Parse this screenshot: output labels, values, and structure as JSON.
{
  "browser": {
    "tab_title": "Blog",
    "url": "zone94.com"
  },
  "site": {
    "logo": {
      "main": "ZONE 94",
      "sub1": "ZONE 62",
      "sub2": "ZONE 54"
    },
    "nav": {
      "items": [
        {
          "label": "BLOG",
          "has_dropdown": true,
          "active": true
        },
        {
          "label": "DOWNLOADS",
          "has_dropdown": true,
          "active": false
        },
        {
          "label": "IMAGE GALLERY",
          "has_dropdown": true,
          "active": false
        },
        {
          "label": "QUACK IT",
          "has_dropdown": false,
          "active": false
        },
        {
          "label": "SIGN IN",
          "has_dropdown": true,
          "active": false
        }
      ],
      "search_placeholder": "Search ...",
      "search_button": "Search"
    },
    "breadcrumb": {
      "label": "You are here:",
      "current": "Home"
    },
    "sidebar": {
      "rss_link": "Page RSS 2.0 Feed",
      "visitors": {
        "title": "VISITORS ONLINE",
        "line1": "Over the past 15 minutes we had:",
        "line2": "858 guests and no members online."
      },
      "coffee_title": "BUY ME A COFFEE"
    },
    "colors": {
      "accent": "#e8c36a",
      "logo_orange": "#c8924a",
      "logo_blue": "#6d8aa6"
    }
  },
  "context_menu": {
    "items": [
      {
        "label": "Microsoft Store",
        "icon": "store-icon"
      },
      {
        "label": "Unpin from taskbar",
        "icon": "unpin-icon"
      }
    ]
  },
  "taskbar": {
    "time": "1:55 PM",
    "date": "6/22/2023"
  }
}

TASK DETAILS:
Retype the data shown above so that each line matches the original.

SOLUTION FOR THIS EXERCISE:
Parse this screenshot: output labels, values, and structure as JSON.
{
  "browser": {
    "tab_title": "Blog",
    "url": "zone94.com"
  },
  "site": {
    "logo": {
      "main": "ZONE 94",
      "sub1": "ZONE 62",
      "sub2": "ZONE 54"
    },
    "nav": {
      "items": [
        {
          "label": "BLOG",
          "has_dropdown": true,
          "active": true
        },
        {
          "label": "DOWNLOADS",
          "has_dropdown": true,
          "active": false
        },
        {
          "label": "IMAGE GALLERY",
          "has_dropdown": true,
          "active": false
        },
        {
          "label": "QUACK IT",
          "has_dropdown": false,
          "active": false
        },
        {
          "label": "SIGN IN",
          "has_dropdown": true,
          "active": false
        }
      ],
      "search_placeholder": "Search ...",
      "search_button": "Search"
    },
    "breadcrumb": {
      "label": "You are here:",
      "current": "Home"
    },
    "sidebar": {
      "rss_link": "Page RSS 2.0 Feed",
      "visitors": {
        "title": "VISITORS ONLINE",
        "line1": "Over the past 15 minutes we had:",
        "line2": "858 guests and no members online."
      },
      "coffee_title": "BUY ME A COFFEE"
    },
    "colors": {
      "accent": "#e8c36a",
      "logo_orange": "#c8924a",
      "logo_blue": "#6d8aa6"
    }
  },
  "context_menu": {
    "items": [
      {
        "label": "Microsoft Store",
        "icon": "store-icon"
      },
      {
        "label": "Unpin from taskbar",
        "icon": "unpin-icon"
      }
    ]
  },
  "taskbar": {
    "time": "1:55 PM",
    "date": "6/22/2023"
  }
}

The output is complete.